Things will be rather quiet here for awhile (as if it hasn’t already been), and should my attempts to put up some ‘live’ photo shots while on location fail, then I’ll probably see you all when I get back, all brown and toasted!
A cup of coffee, eggs, and rolls Sustain him on his morning strolls: Unconscious of the passers-by, He trudges on with downcast eye; He wears a queer old hat and coat, Suggestive of a style remote; His manner is preoccupied,— A shambling gait, from side to side. For him the sleek, bright-windowed shop Is all in vain,—he does not stop.
His thoughts are fixed on dusty shelves Where musty volumes hide themselves,— Rare prints of poetry and prose, And quaintly lettered folios,— Perchance a parchment manuscript, In some forgotten corner slipped, Or monk-illumined missal bound In vellum with brass clasps around; These are the pictured things that throng His mind the while he walks along.

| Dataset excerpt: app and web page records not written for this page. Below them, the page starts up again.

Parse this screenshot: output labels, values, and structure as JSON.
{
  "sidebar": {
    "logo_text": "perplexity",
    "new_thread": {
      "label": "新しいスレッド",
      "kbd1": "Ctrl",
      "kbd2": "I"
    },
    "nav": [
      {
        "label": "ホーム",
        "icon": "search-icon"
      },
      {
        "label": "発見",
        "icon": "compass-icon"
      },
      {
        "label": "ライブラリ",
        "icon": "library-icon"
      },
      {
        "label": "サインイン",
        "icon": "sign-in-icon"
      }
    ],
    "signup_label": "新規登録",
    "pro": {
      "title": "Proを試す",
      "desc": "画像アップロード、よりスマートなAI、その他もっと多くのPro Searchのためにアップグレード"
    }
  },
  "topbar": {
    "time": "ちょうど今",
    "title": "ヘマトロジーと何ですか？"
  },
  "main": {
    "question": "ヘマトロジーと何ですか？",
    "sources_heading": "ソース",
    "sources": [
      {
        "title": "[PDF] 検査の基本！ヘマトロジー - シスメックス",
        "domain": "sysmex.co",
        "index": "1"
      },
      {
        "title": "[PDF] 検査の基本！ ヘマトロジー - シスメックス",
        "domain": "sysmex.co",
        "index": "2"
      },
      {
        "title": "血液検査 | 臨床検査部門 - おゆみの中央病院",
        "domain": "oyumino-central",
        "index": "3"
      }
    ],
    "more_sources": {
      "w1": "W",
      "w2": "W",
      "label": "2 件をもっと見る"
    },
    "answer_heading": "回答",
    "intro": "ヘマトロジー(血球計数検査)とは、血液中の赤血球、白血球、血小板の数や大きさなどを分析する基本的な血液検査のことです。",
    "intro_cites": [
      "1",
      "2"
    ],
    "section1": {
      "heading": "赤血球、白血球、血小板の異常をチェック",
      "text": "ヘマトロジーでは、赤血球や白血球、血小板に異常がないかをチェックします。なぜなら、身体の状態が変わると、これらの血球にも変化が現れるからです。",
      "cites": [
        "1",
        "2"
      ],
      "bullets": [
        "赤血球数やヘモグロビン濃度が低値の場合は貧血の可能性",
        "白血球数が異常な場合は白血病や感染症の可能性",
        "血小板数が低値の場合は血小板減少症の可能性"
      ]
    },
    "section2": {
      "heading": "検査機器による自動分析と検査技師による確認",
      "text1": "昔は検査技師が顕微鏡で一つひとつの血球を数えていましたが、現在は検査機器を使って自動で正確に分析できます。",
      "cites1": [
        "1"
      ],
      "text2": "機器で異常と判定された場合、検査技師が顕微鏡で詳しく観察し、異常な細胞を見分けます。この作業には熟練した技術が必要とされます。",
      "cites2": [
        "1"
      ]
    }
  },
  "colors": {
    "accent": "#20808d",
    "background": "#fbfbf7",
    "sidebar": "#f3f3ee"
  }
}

A dingy street, a cellar dim, With book-lined walls, suffices him. The dust is white upon his sleeves; He turns the yellow, dog-eared leaves With just the same religious look That priests give to the Holy Book.
He does not heed the stifling air If so he find a treasure there. He knows rare books, like precious wines, Are hidden where the sun ne’er shines; For him delicious flavors dwell In books as in old Muscatel; He finds in features of the type A clew to prove the grape was ripe.
And when he leaves this dismal place, Behold, a smile lights up his face! Upon his cheeks a genial glow,— Within his hand Boccaccio, A first edition worn with age, “Firenze” on the title-page.
Frank Dempster Sherman. From the ‘Century Magazine,’
I love this ballad! Such a lovely depiction of a book-hunter.
And it is just as fitting a description for fellow modern day ‘book-hunters’ of the 21st century too, wouldn’t you agree? 😉